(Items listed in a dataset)
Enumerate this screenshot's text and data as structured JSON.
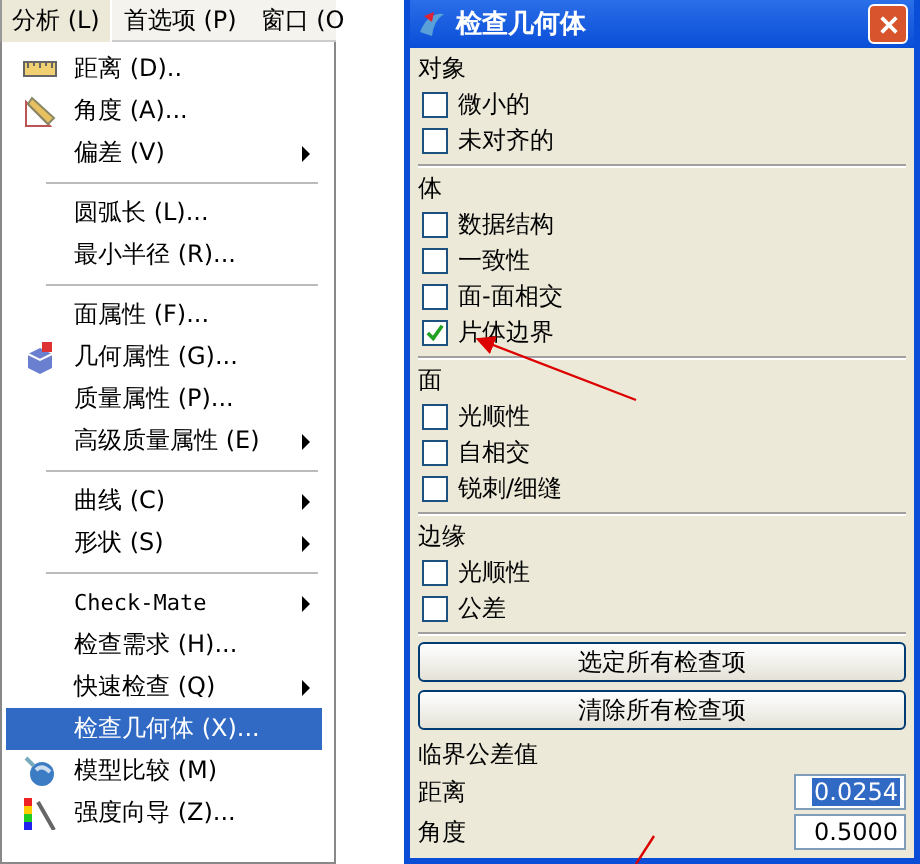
{
  "menu_bar": [
    {
      "label": "分析 (L)",
      "selected": true
    },
    {
      "label": "首选项 (P)",
      "selected": false
    },
    {
      "label": "窗口 (O",
      "selected": false
    }
  ],
  "menu": {
    "items": [
      {
        "kind": "item",
        "label": "距离 (D)..",
        "submenu": false,
        "selected": false
      },
      {
        "kind": "item",
        "label": "角度 (A)...",
        "submenu": false,
        "selected": false
      },
      {
        "kind": "item",
        "label": "偏差 (V)",
        "submenu": true,
        "selected": false
      },
      {
        "kind": "separator"
      },
      {
        "kind": "item",
        "label": "圆弧长 (L)...",
        "submenu": false,
        "selected": false
      },
      {
        "kind": "item",
        "label": "最小半径 (R)...",
        "submenu": false,
        "selected": false
      },
      {
        "kind": "separator"
      },
      {
        "kind": "item",
        "label": "面属性 (F)...",
        "submenu": false,
        "selected": false
      },
      {
        "kind": "item",
        "label": "几何属性 (G)...",
        "submenu": false,
        "selected": false
      },
      {
        "kind": "item",
        "label": "质量属性 (P)...",
        "submenu": false,
        "selected": false
      },
      {
        "kind": "item",
        "label": "高级质量属性 (E)",
        "submenu": true,
        "selected": false
      },
      {
        "kind": "separator"
      },
      {
        "kind": "item",
        "label": "曲线 (C)",
        "submenu": true,
        "selected": false
      },
      {
        "kind": "item",
        "label": "形状 (S)",
        "submenu": true,
        "selected": false
      },
      {
        "kind": "separator"
      },
      {
        "kind": "item",
        "label": "Check-Mate",
        "mono": true,
        "submenu": true,
        "selected": false
      },
      {
        "kind": "item",
        "label": "检查需求 (H)...",
        "submenu": false,
        "selected": false
      },
      {
        "kind": "item",
        "label": "快速检查 (Q)",
        "submenu": true,
        "selected": false
      },
      {
        "kind": "item",
        "label": "检查几何体 (X)...",
        "submenu": false,
        "selected": true
      },
      {
        "kind": "item",
        "label": "模型比较 (M)",
        "submenu": false,
        "selected": false
      },
      {
        "kind": "item",
        "label": "强度向导 (Z)...",
        "submenu": false,
        "selected": false
      }
    ]
  },
  "dialog": {
    "title": "检查几何体",
    "sections": [
      {
        "heading": "对象",
        "options": [
          {
            "label": "微小的",
            "checked": false
          },
          {
            "label": "未对齐的",
            "checked": false
          }
        ]
      },
      {
        "heading": "体",
        "options": [
          {
            "label": "数据结构",
            "checked": false
          },
          {
            "label": "一致性",
            "checked": false
          },
          {
            "label": "面-面相交",
            "checked": false
          },
          {
            "label": "片体边界",
            "checked": true
          }
        ]
      },
      {
        "heading": "面",
        "options": [
          {
            "label": "光顺性",
            "checked": false
          },
          {
            "label": "自相交",
            "checked": false
          },
          {
            "label": "锐刺/细缝",
            "checked": false
          }
        ]
      },
      {
        "heading": "边缘",
        "options": [
          {
            "label": "光顺性",
            "checked": false
          },
          {
            "label": "公差",
            "checked": false
          }
        ]
      }
    ],
    "buttons": [
      "选定所有检查项",
      "清除所有检查项"
    ],
    "tolerance": {
      "heading": "临界公差值",
      "fields": [
        {
          "label": "距离",
          "value": "0.0254",
          "selected": true
        },
        {
          "label": "角度",
          "value": "0.5000",
          "selected": false
        }
      ]
    }
  }
}
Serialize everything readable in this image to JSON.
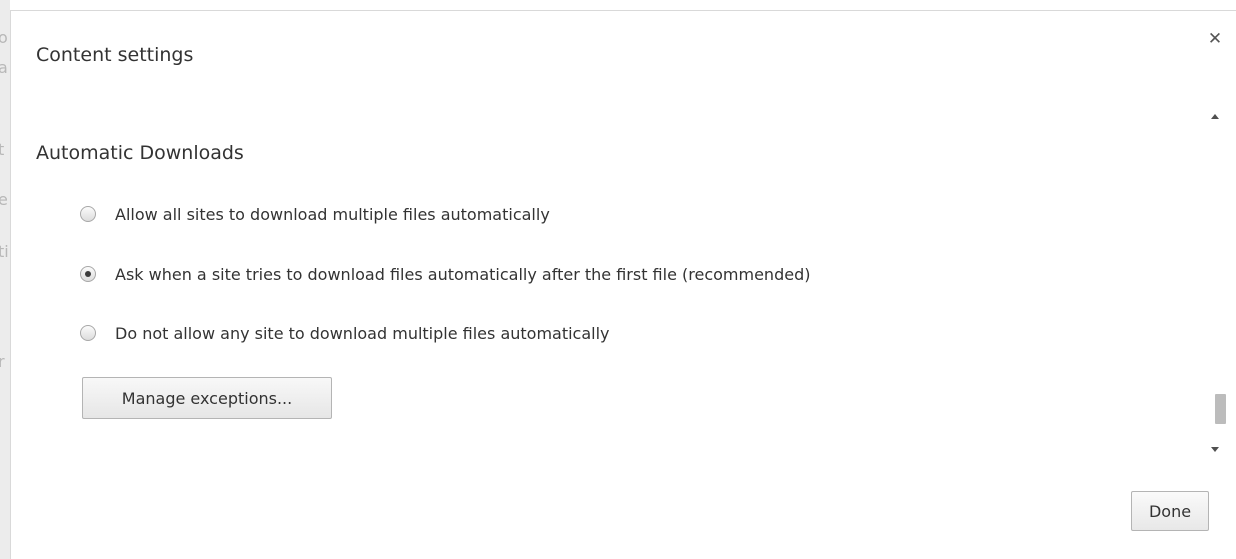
{
  "dialog": {
    "title": "Content settings",
    "close_icon": "close-icon"
  },
  "section": {
    "title": "Automatic Downloads",
    "options": [
      {
        "label": "Allow all sites to download multiple files automatically",
        "checked": false
      },
      {
        "label": "Ask when a site tries to download files automatically after the first file (recommended)",
        "checked": true
      },
      {
        "label": "Do not allow any site to download multiple files automatically",
        "checked": false
      }
    ],
    "manage_label": "Manage exceptions..."
  },
  "footer": {
    "done_label": "Done"
  },
  "colors": {
    "text": "#333333",
    "button_border": "#b4b4b4",
    "scroll_thumb": "#bcbcbc"
  }
}
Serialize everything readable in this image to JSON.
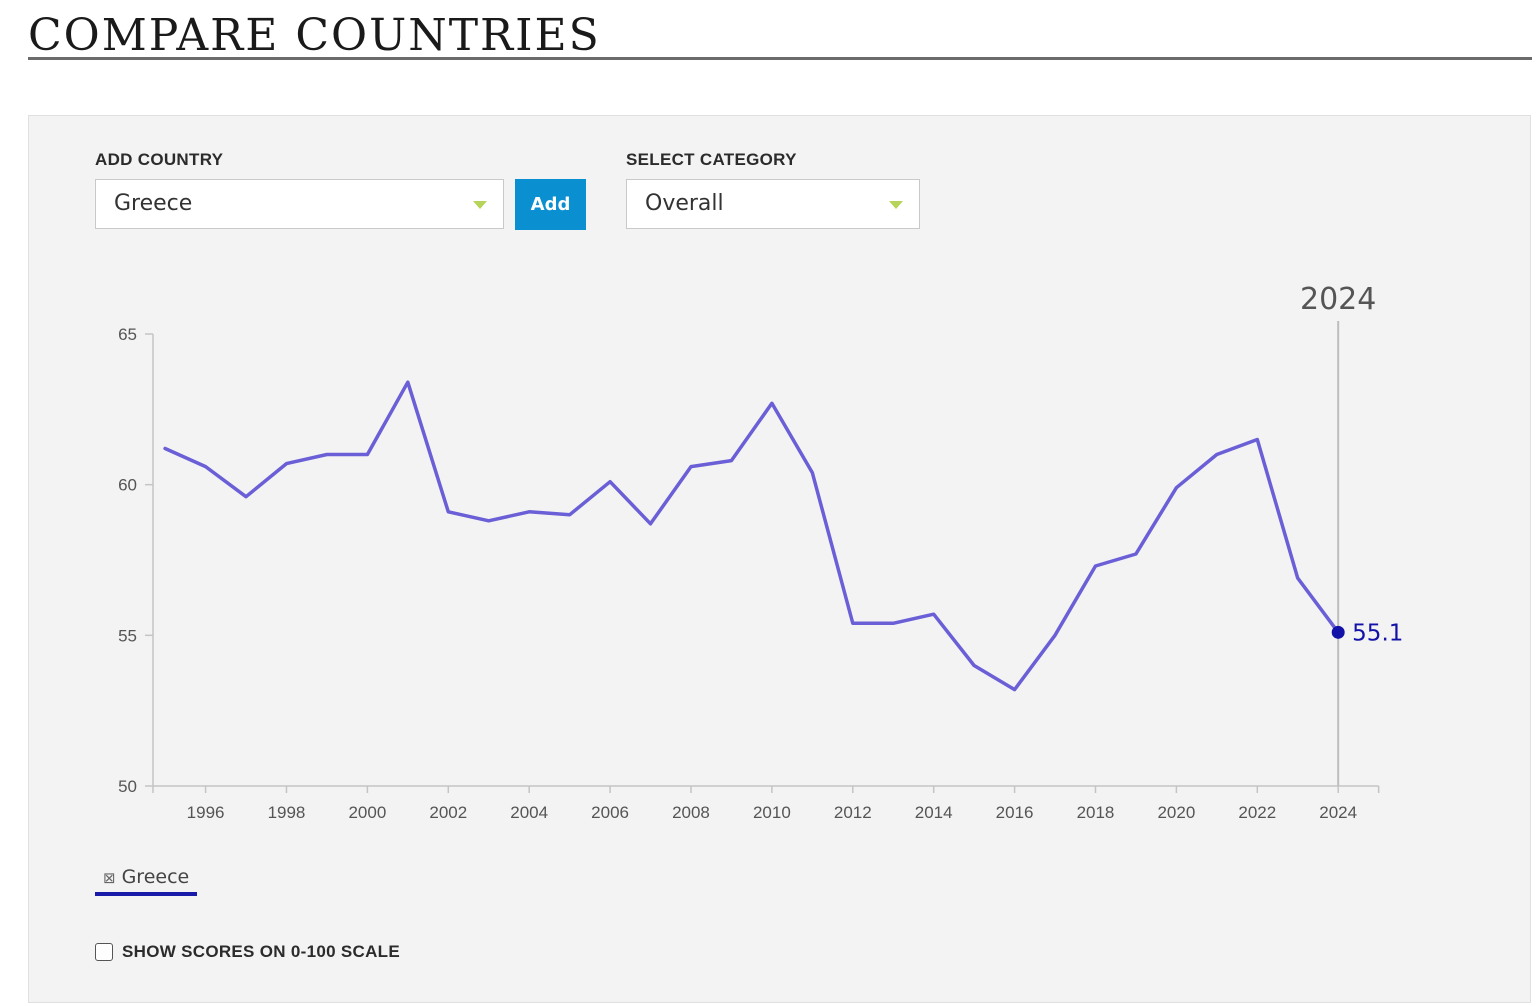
{
  "page": {
    "title": "COMPARE COUNTRIES"
  },
  "controls": {
    "add_country_label": "ADD COUNTRY",
    "country_value": "Greece",
    "add_button_label": "Add",
    "select_category_label": "SELECT CATEGORY",
    "category_value": "Overall",
    "scale_toggle_label": "SHOW SCORES ON 0-100 SCALE",
    "scale_toggle_checked": false
  },
  "legend": {
    "items": [
      {
        "label": "Greece",
        "icon": "box-x-icon",
        "color": "#1a1aa8"
      }
    ]
  },
  "colors": {
    "line": "#6a5fd6",
    "highlight_point": "#1212a8",
    "add_button": "#0a8fd1",
    "caret": "#b6d35a",
    "panel_bg": "#f3f3f3"
  },
  "chart_data": {
    "type": "line",
    "title": "",
    "xlabel": "",
    "ylabel": "",
    "x": [
      1995,
      1996,
      1997,
      1998,
      1999,
      2000,
      2001,
      2002,
      2003,
      2004,
      2005,
      2006,
      2007,
      2008,
      2009,
      2010,
      2011,
      2012,
      2013,
      2014,
      2015,
      2016,
      2017,
      2018,
      2019,
      2020,
      2021,
      2022,
      2023,
      2024
    ],
    "series": [
      {
        "name": "Greece",
        "values": [
          61.2,
          60.6,
          59.6,
          60.7,
          61.0,
          61.0,
          63.4,
          59.1,
          58.8,
          59.1,
          59.0,
          60.1,
          58.7,
          60.6,
          60.8,
          62.7,
          60.4,
          55.4,
          55.4,
          55.7,
          54.0,
          53.2,
          55.0,
          57.3,
          57.7,
          59.9,
          61.0,
          61.5,
          56.9,
          55.1
        ]
      }
    ],
    "ylim": [
      50,
      65
    ],
    "xlim": [
      1994,
      2025
    ],
    "y_ticks": [
      50,
      55,
      60,
      65
    ],
    "x_ticks": [
      1996,
      1998,
      2000,
      2002,
      2004,
      2006,
      2008,
      2010,
      2012,
      2014,
      2016,
      2018,
      2020,
      2022,
      2024
    ],
    "grid": false,
    "highlight": {
      "year": 2024,
      "year_label": "2024",
      "value_label": "55.1"
    },
    "legend_position": "bottom-left"
  }
}
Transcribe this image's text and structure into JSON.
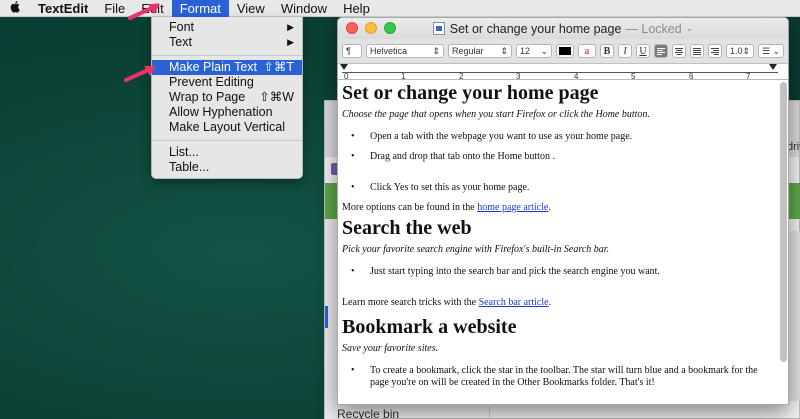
{
  "menubar": {
    "app_name": "TextEdit",
    "items": [
      "File",
      "Edit",
      "Format",
      "View",
      "Window",
      "Help"
    ],
    "active": "Format"
  },
  "format_menu": {
    "items": [
      {
        "label": "Font",
        "shortcut": "",
        "submenu": true
      },
      {
        "label": "Text",
        "shortcut": "",
        "submenu": true
      },
      {
        "label": "Make Plain Text",
        "shortcut": "⇧⌘T",
        "submenu": false,
        "highlighted": true
      },
      {
        "label": "Prevent Editing",
        "shortcut": "",
        "submenu": false
      },
      {
        "label": "Wrap to Page",
        "shortcut": "⇧⌘W",
        "submenu": false
      },
      {
        "label": "Allow Hyphenation",
        "shortcut": "",
        "submenu": false
      },
      {
        "label": "Make Layout Vertical",
        "shortcut": "",
        "submenu": false
      },
      {
        "label": "List...",
        "shortcut": "",
        "submenu": false
      },
      {
        "label": "Table...",
        "shortcut": "",
        "submenu": false
      }
    ]
  },
  "window": {
    "title": "Set or change your home page",
    "status": "— Locked",
    "toolbar": {
      "paragraph_style": "¶",
      "font_family": "Helvetica",
      "font_style": "Regular",
      "font_size": "12",
      "bold": "B",
      "italic": "I",
      "underline": "U",
      "line_spacing": "1.0"
    },
    "ruler_numbers": [
      "0",
      "1",
      "2",
      "3",
      "4",
      "5",
      "6",
      "7"
    ]
  },
  "document": {
    "h1_home": "Set or change your home page",
    "lead_home": "Choose the page that opens when you start Firefox or click the Home button.",
    "bullet_1": "Open a tab with the webpage you want to use as your home page.",
    "bullet_2": "Drag and drop that tab onto the Home button .",
    "bullet_3": "Click Yes to set this as your home page.",
    "more_options_prefix": "More options can be found in the ",
    "more_options_link": "home page article",
    "more_options_suffix": ".",
    "h1_search": "Search the web",
    "lead_search": "Pick your favorite search engine with Firefox's built-in Search bar.",
    "bullet_search": "Just start typing into the search bar and pick the search engine you want.",
    "learn_more_prefix": "Learn more search tricks with the ",
    "learn_more_link": "Search bar article",
    "learn_more_suffix": ".",
    "h1_bookmark": "Bookmark a website",
    "lead_bookmark": "Save your favorite sites.",
    "bullet_bookmark": "To create a bookmark, click the star in the toolbar. The star will turn blue and a bookmark for the page you're on will be created in the Other Bookmarks folder. That's it!"
  },
  "back_window": {
    "recycle_label": "Recycle bin",
    "tab_text": "drive"
  },
  "colors": {
    "accent": "#2a62d6",
    "arrow": "#e8336b",
    "link": "#1a3bd1"
  }
}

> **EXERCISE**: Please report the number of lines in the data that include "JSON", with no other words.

> **PROBLEM SOLUTION**: 4